### [What you need to do]
Using the data below, return all lines in which "false" appears.

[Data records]

>>>

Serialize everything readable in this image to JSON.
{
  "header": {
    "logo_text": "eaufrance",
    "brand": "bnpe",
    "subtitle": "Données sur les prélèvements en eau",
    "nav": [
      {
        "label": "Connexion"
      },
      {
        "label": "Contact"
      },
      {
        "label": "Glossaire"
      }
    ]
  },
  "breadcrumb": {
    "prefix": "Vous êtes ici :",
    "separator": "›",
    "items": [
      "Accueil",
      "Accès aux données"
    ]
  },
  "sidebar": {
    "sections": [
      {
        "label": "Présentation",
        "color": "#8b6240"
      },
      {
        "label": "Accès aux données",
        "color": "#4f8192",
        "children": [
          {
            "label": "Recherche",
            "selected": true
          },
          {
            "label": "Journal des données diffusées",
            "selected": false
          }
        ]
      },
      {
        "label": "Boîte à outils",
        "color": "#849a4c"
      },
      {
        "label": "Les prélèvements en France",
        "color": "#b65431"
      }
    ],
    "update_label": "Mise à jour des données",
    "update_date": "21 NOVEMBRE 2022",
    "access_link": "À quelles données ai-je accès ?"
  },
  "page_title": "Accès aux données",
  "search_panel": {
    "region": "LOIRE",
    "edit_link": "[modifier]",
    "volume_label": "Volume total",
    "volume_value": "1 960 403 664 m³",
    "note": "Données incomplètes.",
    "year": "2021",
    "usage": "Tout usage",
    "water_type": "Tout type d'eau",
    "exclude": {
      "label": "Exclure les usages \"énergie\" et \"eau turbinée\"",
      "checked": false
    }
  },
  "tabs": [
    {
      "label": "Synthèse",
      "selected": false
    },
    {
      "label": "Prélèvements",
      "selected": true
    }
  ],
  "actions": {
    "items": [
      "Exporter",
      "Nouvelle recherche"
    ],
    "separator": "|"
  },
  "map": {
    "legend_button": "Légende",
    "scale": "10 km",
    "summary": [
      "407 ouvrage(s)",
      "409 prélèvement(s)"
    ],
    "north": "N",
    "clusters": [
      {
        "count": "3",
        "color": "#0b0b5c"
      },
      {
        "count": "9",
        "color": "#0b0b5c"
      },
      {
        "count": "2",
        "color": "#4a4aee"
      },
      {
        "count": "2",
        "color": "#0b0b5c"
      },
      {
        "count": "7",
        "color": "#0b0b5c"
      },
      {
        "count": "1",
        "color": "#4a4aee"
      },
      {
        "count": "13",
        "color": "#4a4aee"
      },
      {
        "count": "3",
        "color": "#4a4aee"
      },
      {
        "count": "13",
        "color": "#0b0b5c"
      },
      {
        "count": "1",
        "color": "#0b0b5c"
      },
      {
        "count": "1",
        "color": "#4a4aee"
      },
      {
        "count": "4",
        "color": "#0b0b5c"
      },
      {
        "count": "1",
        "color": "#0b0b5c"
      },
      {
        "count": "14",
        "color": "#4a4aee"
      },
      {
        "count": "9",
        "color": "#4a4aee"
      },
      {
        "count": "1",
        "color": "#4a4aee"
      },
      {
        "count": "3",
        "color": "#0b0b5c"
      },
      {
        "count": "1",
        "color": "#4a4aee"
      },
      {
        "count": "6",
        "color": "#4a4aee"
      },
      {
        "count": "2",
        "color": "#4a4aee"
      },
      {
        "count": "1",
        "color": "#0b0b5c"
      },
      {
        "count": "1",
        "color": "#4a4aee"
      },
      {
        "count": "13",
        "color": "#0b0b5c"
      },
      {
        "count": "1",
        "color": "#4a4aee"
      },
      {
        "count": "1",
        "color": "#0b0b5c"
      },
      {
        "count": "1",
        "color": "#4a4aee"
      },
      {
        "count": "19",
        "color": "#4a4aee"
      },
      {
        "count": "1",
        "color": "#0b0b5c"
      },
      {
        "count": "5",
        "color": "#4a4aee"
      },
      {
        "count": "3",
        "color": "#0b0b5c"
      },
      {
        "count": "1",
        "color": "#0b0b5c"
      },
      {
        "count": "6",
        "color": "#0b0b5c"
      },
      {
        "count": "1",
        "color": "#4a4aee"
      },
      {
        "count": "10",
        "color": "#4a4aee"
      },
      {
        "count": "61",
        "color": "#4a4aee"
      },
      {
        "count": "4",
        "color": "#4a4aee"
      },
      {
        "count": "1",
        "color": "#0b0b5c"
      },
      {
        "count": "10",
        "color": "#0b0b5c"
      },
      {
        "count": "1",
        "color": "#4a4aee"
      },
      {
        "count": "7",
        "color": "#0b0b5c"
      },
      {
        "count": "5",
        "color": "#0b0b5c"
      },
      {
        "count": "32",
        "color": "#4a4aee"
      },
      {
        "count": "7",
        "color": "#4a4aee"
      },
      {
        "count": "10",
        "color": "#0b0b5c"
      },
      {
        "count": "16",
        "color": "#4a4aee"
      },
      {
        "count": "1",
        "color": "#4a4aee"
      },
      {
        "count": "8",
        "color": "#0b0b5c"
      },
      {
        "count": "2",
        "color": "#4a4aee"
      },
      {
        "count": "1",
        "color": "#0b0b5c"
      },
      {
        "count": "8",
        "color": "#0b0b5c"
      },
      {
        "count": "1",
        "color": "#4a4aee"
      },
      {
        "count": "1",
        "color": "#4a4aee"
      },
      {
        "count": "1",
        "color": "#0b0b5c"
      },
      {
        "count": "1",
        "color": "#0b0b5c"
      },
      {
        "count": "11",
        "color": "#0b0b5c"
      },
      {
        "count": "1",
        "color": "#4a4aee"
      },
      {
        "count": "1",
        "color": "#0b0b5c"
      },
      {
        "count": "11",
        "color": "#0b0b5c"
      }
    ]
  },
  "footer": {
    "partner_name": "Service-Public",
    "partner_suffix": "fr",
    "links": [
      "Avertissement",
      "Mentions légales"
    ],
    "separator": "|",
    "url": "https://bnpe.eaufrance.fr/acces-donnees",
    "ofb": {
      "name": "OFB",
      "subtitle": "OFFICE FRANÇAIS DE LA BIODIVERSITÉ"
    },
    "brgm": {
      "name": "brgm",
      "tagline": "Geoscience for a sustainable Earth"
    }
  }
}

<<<

### [Response area]
            "selected": false
      "checked": false
      "selected": false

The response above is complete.